At taquerias throughout the Riviera Maya – located just south of Cancun along Mexico’s only Caribbean coast – lines form daily as people come to dine on cochinita pibil, a sweet and savory Mayan version of slow-roasted pulled pork that is flavored with cinnamon, cloves and a hunger-inducing blend of other local spices.
“Cochinita pibil is the most famous dish of the Yucatan,the southeast region that includes Tulum,Cancun and Merida, as well as the Mayan Chichen-Itza ruins and the long coastal region down to Belize,” writes Jemima Sissons for the Wall Street Journal. “It consists of pork that’s been marinated in a special blend of spices and the bitter juices of Seville oranges, wrapped in banana leaves (to keep it moist) and then buried in the earth in a fire pit to slow cook overnight.”
A longtime favorite of locals,expats,hungry workers and post-party revelers at the crack of dawn,cochinita pibil is quickly gaining in popularity among the growing number of international travelers who are coming to Cancun and the Riviera Maya region. At a point in history when pork literally seems to be popping up everywhere (bacon-infused brownies and bacon-topped doughnuts, anyone??), it seems to be the perfect time for cochinita pibil to make its mark upon foodies worldwide, considering it’s a dish that has already been served in Mexico for hundreds – if not thousands – of years.
“Although we don’t really have exact recipes, a variation of cochinita pibil dates back to prehistory,” says David Sterling, author of “Yucatan: Recipes from a Culinary Expedition.”
Click here to read more about the ancient Mayan cuisine of Mexico’s Riviera Maya!
With origins that are believed to be a blend of Mayan and European influences,the most important part of a cochinita pibil marinade is reportedly the achiote (also known as annatto) paste,which is made from seeds that are found on these hardy trees of the same name throughout the Amazon basin, mixed with a variety of other spices to make a rich orange paste.
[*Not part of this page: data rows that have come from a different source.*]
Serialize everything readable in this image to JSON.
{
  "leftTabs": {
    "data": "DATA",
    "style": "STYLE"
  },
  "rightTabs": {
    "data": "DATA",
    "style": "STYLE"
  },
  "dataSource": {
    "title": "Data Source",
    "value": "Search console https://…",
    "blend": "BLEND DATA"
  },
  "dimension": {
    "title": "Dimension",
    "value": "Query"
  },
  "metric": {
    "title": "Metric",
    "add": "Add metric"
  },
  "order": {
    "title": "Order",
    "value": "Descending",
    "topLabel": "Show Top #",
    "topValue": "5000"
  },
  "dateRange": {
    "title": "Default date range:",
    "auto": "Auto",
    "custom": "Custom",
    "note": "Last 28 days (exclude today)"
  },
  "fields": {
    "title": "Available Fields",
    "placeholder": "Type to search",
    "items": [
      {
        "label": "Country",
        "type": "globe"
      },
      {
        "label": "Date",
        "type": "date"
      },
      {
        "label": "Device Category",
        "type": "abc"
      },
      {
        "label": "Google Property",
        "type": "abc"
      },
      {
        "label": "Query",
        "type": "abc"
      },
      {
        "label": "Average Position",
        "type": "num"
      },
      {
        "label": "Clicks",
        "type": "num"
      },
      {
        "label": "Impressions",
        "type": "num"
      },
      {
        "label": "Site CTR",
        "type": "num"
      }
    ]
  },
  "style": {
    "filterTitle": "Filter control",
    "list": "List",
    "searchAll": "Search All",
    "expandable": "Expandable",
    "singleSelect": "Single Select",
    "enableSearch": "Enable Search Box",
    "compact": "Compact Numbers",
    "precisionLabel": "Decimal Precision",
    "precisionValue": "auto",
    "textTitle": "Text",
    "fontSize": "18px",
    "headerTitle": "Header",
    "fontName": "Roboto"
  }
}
“I first got hooked on the dish during a holiday in Mexico, where I spent my days equally feasting on street food and soaking in sunshine,” writes Sissons. “After trying – and failing – to perfect my own cochinita pibil recipe back home in the U.K.,I jumped at the chance to go back to the source,tasting as many authentic versions as possible and learning from the pros while on vacation along the Yucatan coast.”
So,where is the best cochinita pibil in the Riviera Maya region? Sissons had a hard time choosing just one, so here are brief descriptions of her top two choices, which are both found in Tulum:
Dubbed “The Local Favorite” by Sissons,this roadside stand is always packed with everyone from local workers to hungry travelers who are “in the know” lining up for a bite. The tortillas here are made to order and there are a wide range of different salsas to choose from. The cochinita pibil is prepared in the nearby jungle by the owner, Honorio Chay Cavich, while his sons squeeze oranges each day for the marinade. Open from 6 a.m. to lunchtime. Be sure to get here early to ensure availability! Located at the intersection of Avenida Tulum and Satelite Sur at Calle Sol, across the street from La Parilla de Chava.
Taqueria Don Beto
Found just outside of Tulum proper and dubbed “The Road Stop” by Sissons, this family-run establishment deftly churns out fresh tortillas and flavorful onion salsa, along with “what is possibly the most succulent cochinita in Tulum.” Located just off Highway 307 near the exit for the Tulum Ruins.
Although it’s certainly not a fancy dish, cochinita pibil is the perfect introduction to Mayan cuisine and offers an ideal melt-in-your-mouth main course for informal dinner parties, which makes it a mainstay in many local homes, especially for Sunday feasts.
Have you been to the Riviera Maya or other parts of Mexico? Share your favorite dish from Mexico with other readers in the comments section below!